*Exercise prompt*: Please set down every entry below exactly as given.

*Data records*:
——————————

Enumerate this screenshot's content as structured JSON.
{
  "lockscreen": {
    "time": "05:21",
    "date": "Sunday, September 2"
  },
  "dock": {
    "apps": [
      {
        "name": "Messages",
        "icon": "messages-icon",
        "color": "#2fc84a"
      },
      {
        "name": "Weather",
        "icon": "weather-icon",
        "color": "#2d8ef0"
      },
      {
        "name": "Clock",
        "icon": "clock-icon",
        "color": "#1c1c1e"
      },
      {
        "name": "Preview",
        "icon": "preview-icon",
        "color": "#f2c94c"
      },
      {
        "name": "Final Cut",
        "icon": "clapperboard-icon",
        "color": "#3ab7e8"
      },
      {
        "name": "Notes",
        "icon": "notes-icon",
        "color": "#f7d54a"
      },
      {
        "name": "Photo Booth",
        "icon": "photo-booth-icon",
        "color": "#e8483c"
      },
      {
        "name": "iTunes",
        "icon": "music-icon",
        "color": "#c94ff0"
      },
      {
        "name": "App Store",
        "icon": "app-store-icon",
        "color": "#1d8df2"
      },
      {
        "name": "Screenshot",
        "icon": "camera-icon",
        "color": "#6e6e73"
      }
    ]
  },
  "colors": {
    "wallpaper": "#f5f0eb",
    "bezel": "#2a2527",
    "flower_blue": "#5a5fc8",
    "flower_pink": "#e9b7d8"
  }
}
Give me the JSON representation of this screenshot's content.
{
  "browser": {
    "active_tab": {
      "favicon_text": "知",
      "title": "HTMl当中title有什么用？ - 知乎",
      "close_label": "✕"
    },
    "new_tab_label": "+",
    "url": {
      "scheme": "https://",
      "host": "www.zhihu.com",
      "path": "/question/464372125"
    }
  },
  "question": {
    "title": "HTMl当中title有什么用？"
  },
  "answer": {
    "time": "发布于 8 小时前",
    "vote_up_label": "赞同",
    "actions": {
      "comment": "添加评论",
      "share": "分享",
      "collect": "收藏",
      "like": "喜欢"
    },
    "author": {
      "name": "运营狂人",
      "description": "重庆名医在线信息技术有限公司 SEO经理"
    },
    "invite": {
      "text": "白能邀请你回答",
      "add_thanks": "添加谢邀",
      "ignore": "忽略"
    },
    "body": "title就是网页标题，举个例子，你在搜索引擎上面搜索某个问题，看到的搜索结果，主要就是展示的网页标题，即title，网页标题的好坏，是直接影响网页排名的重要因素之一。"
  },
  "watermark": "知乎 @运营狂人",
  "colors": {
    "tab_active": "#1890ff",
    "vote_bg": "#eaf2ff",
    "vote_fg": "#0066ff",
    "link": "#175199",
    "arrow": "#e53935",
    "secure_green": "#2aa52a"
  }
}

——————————

*Exercise solution*:
Enumerate this screenshot's content as structured JSON.
{
  "lockscreen": {
    "time": "05:21",
    "date": "Sunday, September 2"
  },
  "dock": {
    "apps": [
      {
        "name": "Messages",
        "icon": "messages-icon",
        "color": "#2fc84a"
      },
      {
        "name": "Weather",
        "icon": "weather-icon",
        "color": "#2d8ef0"
      },
      {
        "name": "Clock",
        "icon": "clock-icon",
        "color": "#1c1c1e"
      },
      {
        "name": "Preview",
        "icon": "preview-icon",
        "color": "#f2c94c"
      },
      {
        "name": "Final Cut",
        "icon": "clapperboard-icon",
        "color": "#3ab7e8"
      },
      {
        "name": "Notes",
        "icon": "notes-icon",
        "color": "#f7d54a"
      },
      {
        "name": "Photo Booth",
        "icon": "photo-booth-icon",
        "color": "#e8483c"
      },
      {
        "name": "iTunes",
        "icon": "music-icon",
        "color": "#c94ff0"
      },
      {
        "name": "App Store",
        "icon": "app-store-icon",
        "color": "#1d8df2"
      },
      {
        "name": "Screenshot",
        "icon": "camera-icon",
        "color": "#6e6e73"
      }
    ]
  },
  "colors": {
    "wallpaper": "#f5f0eb",
    "bezel": "#2a2527",
    "flower_blue": "#5a5fc8",
    "flower_pink": "#e9b7d8"
  }
}
Give me the JSON representation of this screenshot's content.
{
  "browser": {
    "active_tab": {
      "favicon_text": "知",
      "title": "HTMl当中title有什么用？ - 知乎",
      "close_label": "✕"
    },
    "new_tab_label": "+",
    "url": {
      "scheme": "https://",
      "host": "www.zhihu.com",
      "path": "/question/464372125"
    }
  },
  "question": {
    "title": "HTMl当中title有什么用？"
  },
  "answer": {
    "time": "发布于 8 小时前",
    "vote_up_label": "赞同",
    "actions": {
      "comment": "添加评论",
      "share": "分享",
      "collect": "收藏",
      "like": "喜欢"
    },
    "author": {
      "name": "运营狂人",
      "description": "重庆名医在线信息技术有限公司 SEO经理"
    },
    "invite": {
      "text": "白能邀请你回答",
      "add_thanks": "添加谢邀",
      "ignore": "忽略"
    },
    "body": "title就是网页标题，举个例子，你在搜索引擎上面搜索某个问题，看到的搜索结果，主要就是展示的网页标题，即title，网页标题的好坏，是直接影响网页排名的重要因素之一。"
  },
  "watermark": "知乎 @运营狂人",
  "colors": {
    "tab_active": "#1890ff",
    "vote_bg": "#eaf2ff",
    "vote_fg": "#0066ff",
    "link": "#175199",
    "arrow": "#e53935",
    "secure_green": "#2aa52a"
  }
}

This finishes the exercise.